- **What is expected**: Every entry below should be reproduced exactly, with all pictures left out.

- Opening Delimiter -

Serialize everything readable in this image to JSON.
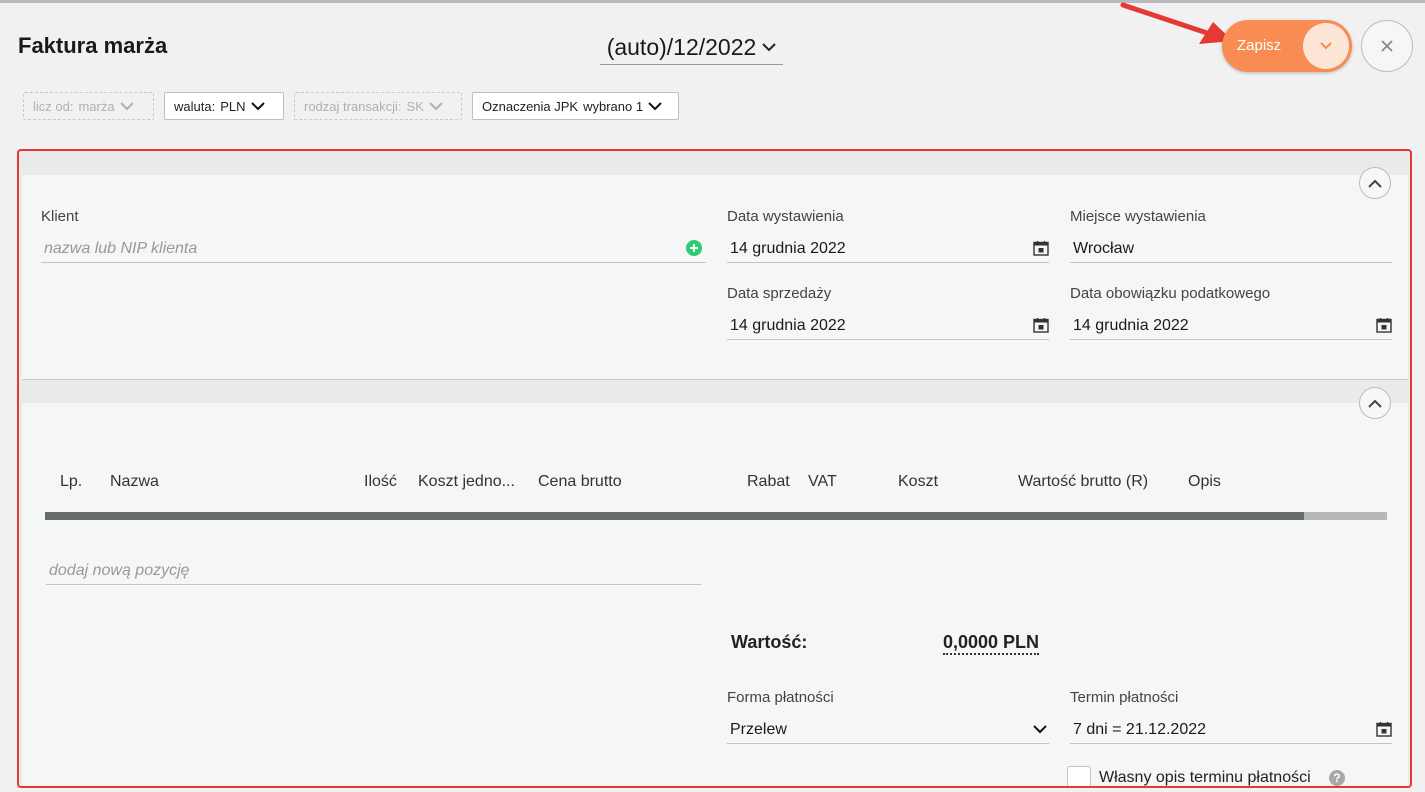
{
  "header": {
    "title": "Faktura marża",
    "doc_number": "(auto)/12/2022",
    "save_label": "Zapisz"
  },
  "filters": [
    {
      "label": "licz od:",
      "value": "marża"
    },
    {
      "label": "waluta:",
      "value": "PLN"
    },
    {
      "label": "rodzaj transakcji:",
      "value": "SK"
    },
    {
      "label": "Oznaczenia JPK",
      "value": "wybrano 1"
    }
  ],
  "client": {
    "label": "Klient",
    "placeholder": "nazwa lub NIP klienta"
  },
  "dates": {
    "issue_label": "Data wystawienia",
    "issue_value": "14 grudnia 2022",
    "place_label": "Miejsce wystawienia",
    "place_value": "Wrocław",
    "sale_label": "Data sprzedaży",
    "sale_value": "14 grudnia 2022",
    "tax_label": "Data obowiązku podatkowego",
    "tax_value": "14 grudnia 2022"
  },
  "table": {
    "columns": [
      "Lp.",
      "Nazwa",
      "Ilość",
      "Koszt jedno...",
      "Cena brutto",
      "Rabat",
      "VAT",
      "Koszt",
      "Wartość brutto (R)",
      "Opis"
    ],
    "add_item_placeholder": "dodaj nową pozycję"
  },
  "summary": {
    "total_label": "Wartość:",
    "total_value": "0,0000 PLN"
  },
  "payment": {
    "method_label": "Forma płatności",
    "method_value": "Przelew",
    "term_label": "Termin płatności",
    "term_value": "7 dni = 21.12.2022",
    "custom_desc_label": "Własny opis terminu płatności"
  },
  "colors": {
    "accent": "#f88c52",
    "annotation": "#e53935",
    "add_icon": "#2ecc71"
  },
  "icons": [
    "chevron-down-icon",
    "close-icon",
    "calendar-icon",
    "plus-circle-icon",
    "chevron-up-icon",
    "help-icon"
  ]
}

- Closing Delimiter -

- **Answer below**:
Serialize everything readable in this image to JSON.
{
  "header": {
    "title": "Faktura marża",
    "doc_number": "(auto)/12/2022",
    "save_label": "Zapisz"
  },
  "filters": [
    {
      "label": "licz od:",
      "value": "marża"
    },
    {
      "label": "waluta:",
      "value": "PLN"
    },
    {
      "label": "rodzaj transakcji:",
      "value": "SK"
    },
    {
      "label": "Oznaczenia JPK",
      "value": "wybrano 1"
    }
  ],
  "client": {
    "label": "Klient",
    "placeholder": "nazwa lub NIP klienta"
  },
  "dates": {
    "issue_label": "Data wystawienia",
    "issue_value": "14 grudnia 2022",
    "place_label": "Miejsce wystawienia",
    "place_value": "Wrocław",
    "sale_label": "Data sprzedaży",
    "sale_value": "14 grudnia 2022",
    "tax_label": "Data obowiązku podatkowego",
    "tax_value": "14 grudnia 2022"
  },
  "table": {
    "columns": [
      "Lp.",
      "Nazwa",
      "Ilość",
      "Koszt jedno...",
      "Cena brutto",
      "Rabat",
      "VAT",
      "Koszt",
      "Wartość brutto (R)",
      "Opis"
    ],
    "add_item_placeholder": "dodaj nową pozycję"
  },
  "summary": {
    "total_label": "Wartość:",
    "total_value": "0,0000 PLN"
  },
  "payment": {
    "method_label": "Forma płatności",
    "method_value": "Przelew",
    "term_label": "Termin płatności",
    "term_value": "7 dni = 21.12.2022",
    "custom_desc_label": "Własny opis terminu płatności"
  },
  "colors": {
    "accent": "#f88c52",
    "annotation": "#e53935",
    "add_icon": "#2ecc71"
  },
  "icons": [
    "chevron-down-icon",
    "close-icon",
    "calendar-icon",
    "plus-circle-icon",
    "chevron-up-icon",
    "help-icon"
  ]
}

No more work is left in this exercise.